"But given the history of abuse by governments, it's right to ask questions about surveillance—particularly as technology is reshaping every aspect of our lives." That's a quote from Obama's news conference last week, in which he defended the NSA's data collection program.
From the way Obama phrased that, it's not clear which governments he's talking about specifically. What governments have abused information gathering, anyway? What did they do with it?
Well, here's one abuse of government information gathering I've been reading about recently. Not so long ago, U.S. intelligence made lists of civilians, including men, women, and children, to be executed without trial. This was back in 1965 during the Cold War, just as the U.S. was ratcheting up its involvement in Vietnam and Southeast Asia. At that time, Indonesia was ruled by Sukarno, an anti-colonialist and anti-Westerner with close ties to the Indonesian Communist Party, or PKI. He was something of a Qaddafi figure, though without quite Qaddafi's record of support for terrorism and general butchery. Sukarno was an authoritarian ruler, but certainly no worse of one than the authoritarian rulers of many countries to whom we funneled, and still funnel, money and arms.
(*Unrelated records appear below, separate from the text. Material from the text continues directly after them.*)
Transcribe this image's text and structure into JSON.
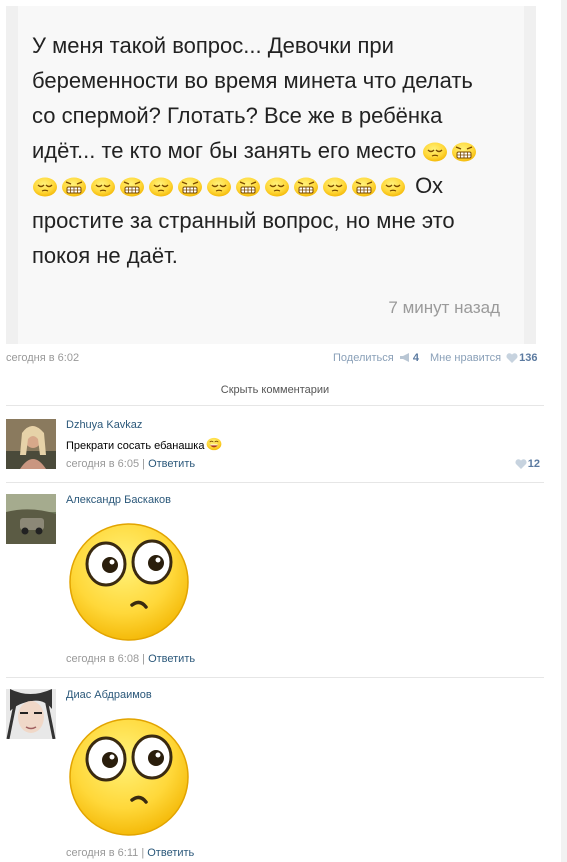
{
  "post": {
    "text_line1": "У меня такой вопрос... Девочки при",
    "text_line2": "беременности во время минета что делать",
    "text_line3": "со спермой? Глотать? Все же в ребёнка",
    "text_line4": "идёт... те кто мог бы занять его место",
    "text_line5_tail": "Ох",
    "text_line6": "простите за странный вопрос, но мне это",
    "text_line7": "покоя не даёт.",
    "time_ago": "7 минут назад",
    "emoji_colors": {
      "face": "#ffd13a",
      "outline": "#e0a800"
    }
  },
  "post_meta": {
    "date": "сегодня в 6:02",
    "share_label": "Поделиться",
    "share_count": "4",
    "likes_label": "Мне нравится",
    "likes_count": "136"
  },
  "hide_comments_label": "Скрыть комментарии",
  "comments": [
    {
      "author": "Dzhuya Kavkaz",
      "text": "Прекрати сосать ебанашка",
      "date": "сегодня в 6:05",
      "separator": "|",
      "reply_label": "Ответить",
      "likes": "12"
    },
    {
      "author": "Александр Баскаков",
      "sticker": "confused-face-sticker",
      "date": "сегодня в 6:08",
      "separator": "|",
      "reply_label": "Ответить"
    },
    {
      "author": "Диас Абдраимов",
      "sticker": "confused-face-sticker",
      "date": "сегодня в 6:11",
      "separator": "|",
      "reply_label": "Ответить"
    }
  ],
  "colors": {
    "link": "#2b587a",
    "muted": "#999999",
    "sticker_yellow": "#ffd84a"
  }
}
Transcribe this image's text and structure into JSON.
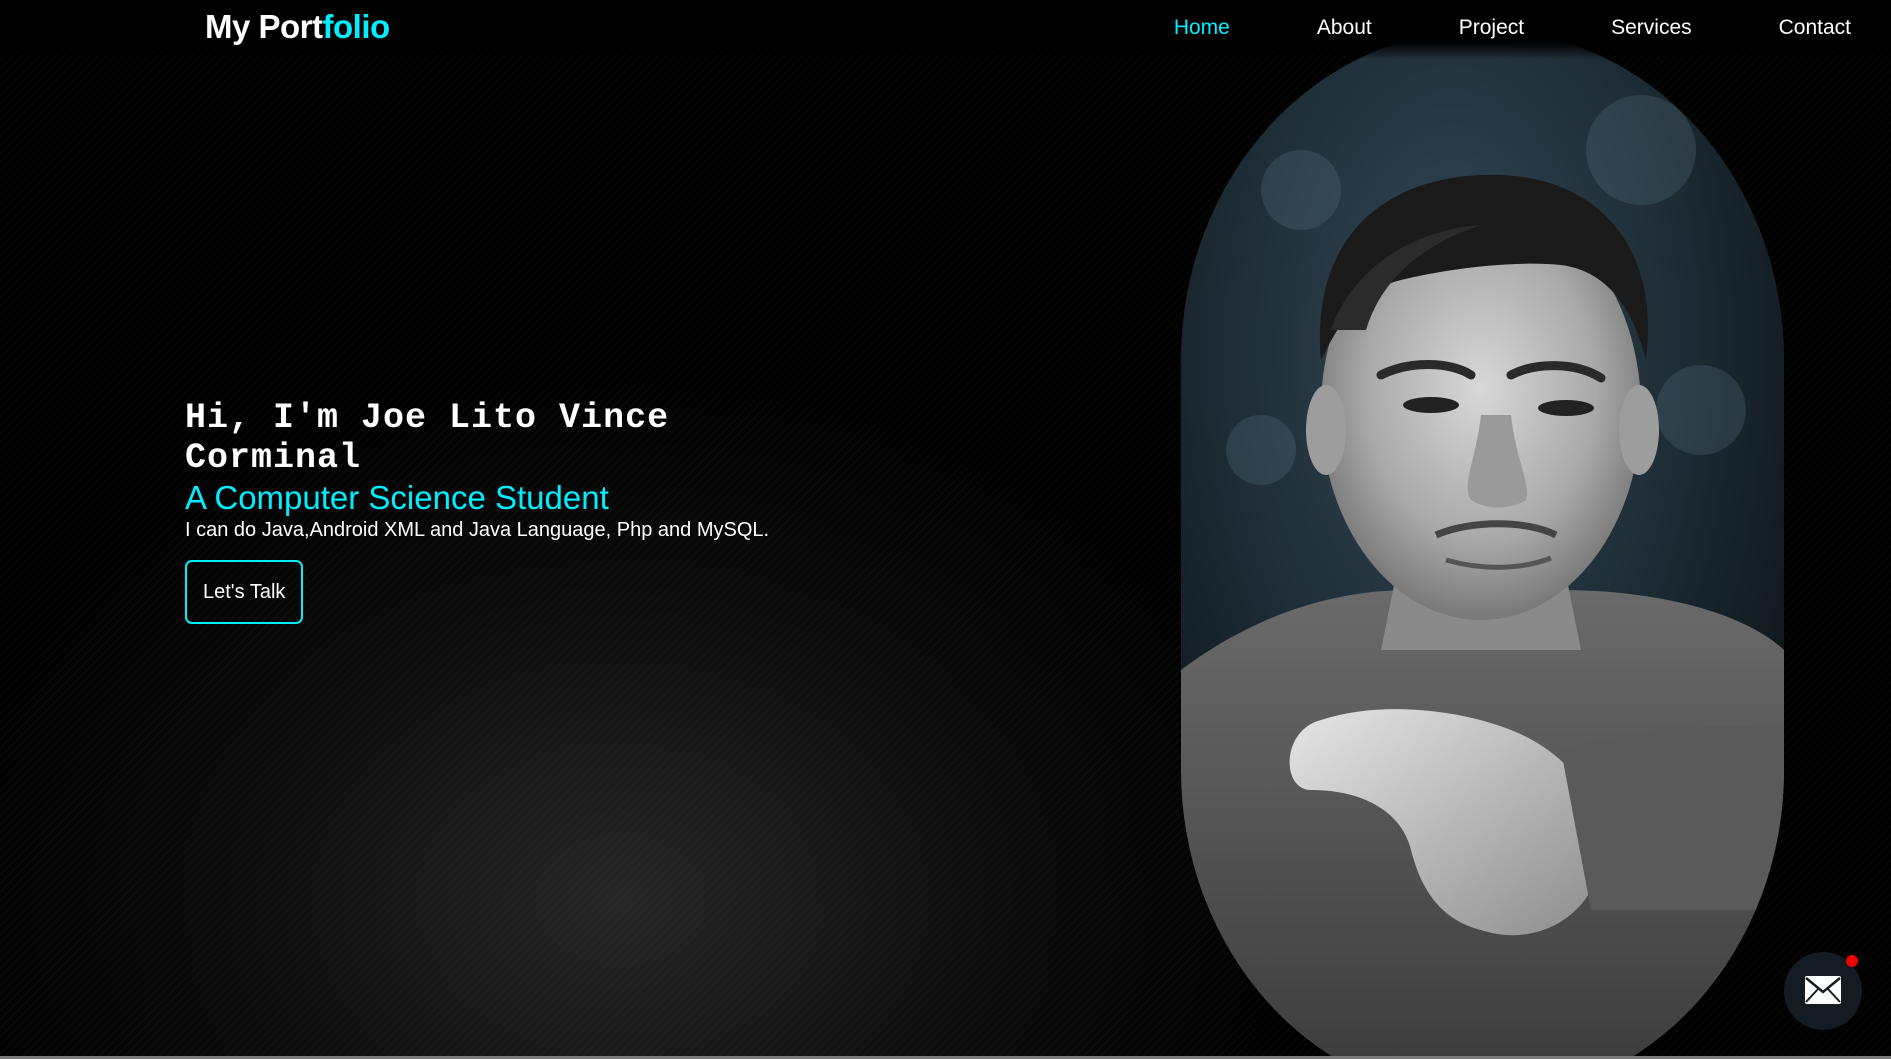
{
  "header": {
    "logo_main": "My Port",
    "logo_accent": "folio",
    "nav": [
      {
        "label": "Home",
        "active": true
      },
      {
        "label": "About",
        "active": false
      },
      {
        "label": "Project",
        "active": false
      },
      {
        "label": "Services",
        "active": false
      },
      {
        "label": "Contact",
        "active": false
      }
    ]
  },
  "hero": {
    "greeting": "Hi, I'm Joe Lito Vince Corminal",
    "subtitle": "A Computer Science Student",
    "description": "I can do Java,Android XML and Java Language, Php and MySQL.",
    "cta_label": "Let's Talk"
  },
  "portrait": {
    "icon": "profile-photo"
  },
  "mail_button": {
    "icon": "envelope-icon",
    "notification": true
  },
  "colors": {
    "accent": "#00eeff",
    "background": "#000000",
    "notification": "#ee0000"
  }
}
On September 30, 1965, there was an abortive coup attempt in Indonesia, and several high-ranking generals were killed. The coup seemed to be linked to the Communist Party. Anti-Communists in the military, led by one Suharto, used this as an opportunity to seize control, unleashing a flood of anti-Communist propaganda. They also unleashed a bloodbath. Across the country, Communists, or people associated with Communists, or people accused of being Communists, were rounded up and slaughtered—often by virulently anti-Communist Muslim youth groups. An anonymous description of the violence in Robert Cribb's The Indonesian Killings: 1965-1966 describes village chiefs, children, and members of teacher's unions being mutilated, tortured, and killed, their bodies dumped in rivers or shallow pits, and banana trees planted on their graves. Here's one typical account:
A young boy… was arrested by Ansor [members of the Muslim youth group.] He was then tied to a jeep and dragged behind it until he was dead. Both his parents committed suicide.
Nobody knows how many people died in the carnage, exactly, but scholarly estimates range between 300,000 and one million. So what was the U.S. doing while this was going on? Mostly cheering from the sidelines. Again, this was the Cold War, and these were Communists being killed, at least in theory. The U.S. had long hoped that anti-Communist forces would triumph in Indonesia. Officials had contacts with Suharto, and basically wished him the best.
The U.S. did more than just wish him well, though. Twenty-five years after the massacre, Kathy Kadane reported in a May 21, 1990 Washington Post story that she had gotten a number of State Department officials to speak on the record about their involvement. They said they’d provided lists of Communists to the Indonesians, presumably so that Suharto could better hunt them down. The lists included members of women's groups and youth groups. Kadane quoted former U.S. Embassy official Robert J. Martens justifying his decision to turn over the lists to Suharto:
"It really was a big help to the army…. They probably killed a lot of people, and I probably have a lot of blood on my hands, but that's not all bad. There's a time when you have to strike hard at a decisive moment."
In this case, striking hard at a decisive moment meant, apparently, helping thugs track down schoolteachers so they could chop off their breasts before decapitating them.
After Kadane published her piece, U.S. intelligence officials pushed back, arguing that Martens had been acting on his own, without official agency direction, and that the names hadn't been all that helpful to the Indonesians anyway (in direct contradiction to Martens' statement above). Ultimately, there's no way to know exactly what happened, in large part because the Indonesian genocide was so successful—opposition was broken, Suharto moved into power, and Indonesians who knew what was good for them kept quiet about the killings. Kadane's article came out decades after the genocide, and decades after that, scholars still have sparse details about every aspect of the killings, even though Suharto finally was forced from power in 1998.
Still, one thing seems clear—the U.S. had intelligence, and that intelligence was used to help a bunch of authoritarian thugs commit genocide. Even after the story blew up on him, Martens was still insisting that aiding the military was the right thing to do. “If we had any purpose in the world except to be bureaucrats," he told a New York Times reporter, "that was the sort of thing I felt we ought to be doing.'' Shades of Oliver North.
The point, for our present purposes, is pretty straightforward. If spies have information, they will use it in pursuit of their "mission," whether it's fighting Communism or fighting terrorism. And if they trample on some civil liberties, or kill a few innocent kids, well, they're not going to worry about it all that much. Indonesia was a long time ago. But 500,000 dead is a lot of bodies to contemplate with equanimity. Our spies did though, and I doubt they've changed all that much. Perhaps it’s unlikely the current NSA program will end up abetting genocide. But the fact that our government has this particular history of abuse seems like a good reason not to trust them at all when they promise that the information they gather will not be used for harm.
—Noah Berlatsky (@hoodedu) blogs at Hooded Utilitarian.
Keep on ignoring them I wouldn't trust them to spit. The short answer is no